The most difficult—and likely to be the most contentious—are the serious moral and ethical concerns of whether the United States should consider pursuing offensive neuroweapons. Should the United States pursue an offensive capability, even if only discovered accidentally through private sector research? If so, what sort of weapons would be morally acceptable to use and how should they be employed? Should these weapons be reserved for high-priority targets or will we get to a point where neuroweapons are routinely employed in conjunction with more traditional forms of warfare?

I have two chief concerns with this. One, anything “neuro” will likely be thought similarly as “psychological,” which people tend to treat as a “dirty word.” Second, when we “split” instead of “lump” the work becomes so specialized so as to be difficult to explain – or use.

And as always, Small Wars Journal continues to publish interesting things that remain on the margins of debate. This is another one that deserves discussion.


Enjoy these posts? Enter your email below to join the monthly newsletter.

Processing…
Success! You're on the list.

“Getting after it”

I don’t have much to say about this, other than I’m not a fan of the phrase “getting after it.”

I’ve seen it used too often in briefs as a cheap way of not explaining what is actually happening and instead leaning heavily on an inference that good work is being done, but it’s just kind of hard to explain.

Worse, I’ve seen commanders watch someone brief them, seemingly perplexed or confused, and then have that confusion wash away when the briefer attests that they’re “getting after it.”

Getting after what?

It’s a term that seems to make more sense describing a fitness enthusiast’s zeal for exercise than a complex military operation.

This is also a relatively new term. I don’t know if it originated in the military, but it’s all over the place now.

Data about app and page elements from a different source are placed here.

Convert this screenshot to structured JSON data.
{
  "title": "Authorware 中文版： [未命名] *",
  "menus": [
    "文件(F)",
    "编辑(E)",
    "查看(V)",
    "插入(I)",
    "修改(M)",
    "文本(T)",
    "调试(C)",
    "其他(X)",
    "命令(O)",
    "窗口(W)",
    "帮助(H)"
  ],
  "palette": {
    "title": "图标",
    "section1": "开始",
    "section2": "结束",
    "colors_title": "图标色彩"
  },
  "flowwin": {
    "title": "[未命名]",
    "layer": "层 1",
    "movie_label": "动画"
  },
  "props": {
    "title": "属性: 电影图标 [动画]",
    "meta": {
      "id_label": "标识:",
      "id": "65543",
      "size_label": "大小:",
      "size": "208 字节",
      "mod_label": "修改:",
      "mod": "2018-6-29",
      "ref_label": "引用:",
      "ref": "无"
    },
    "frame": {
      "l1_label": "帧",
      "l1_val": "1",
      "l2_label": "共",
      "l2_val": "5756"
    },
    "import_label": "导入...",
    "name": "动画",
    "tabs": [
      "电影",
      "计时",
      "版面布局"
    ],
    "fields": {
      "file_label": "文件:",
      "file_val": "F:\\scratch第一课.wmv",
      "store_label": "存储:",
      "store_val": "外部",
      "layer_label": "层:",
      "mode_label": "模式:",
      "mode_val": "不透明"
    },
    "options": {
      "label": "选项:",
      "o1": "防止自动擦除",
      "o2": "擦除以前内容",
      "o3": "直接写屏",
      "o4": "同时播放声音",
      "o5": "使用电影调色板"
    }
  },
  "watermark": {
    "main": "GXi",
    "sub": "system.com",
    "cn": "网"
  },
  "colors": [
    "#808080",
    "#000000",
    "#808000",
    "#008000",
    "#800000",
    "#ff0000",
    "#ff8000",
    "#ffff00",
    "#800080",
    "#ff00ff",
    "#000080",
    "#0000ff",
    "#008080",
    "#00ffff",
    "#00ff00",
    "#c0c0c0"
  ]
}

It’s only a matter of time until someone makes a military movie titled “Getting After It.”

You can add this to other terms that stand in for things that require nuanced explanations, like “setting conditions.”


Enjoy these posts? Enter your email below to join the monthly newsletter.

Processing…
Success! You're on the list.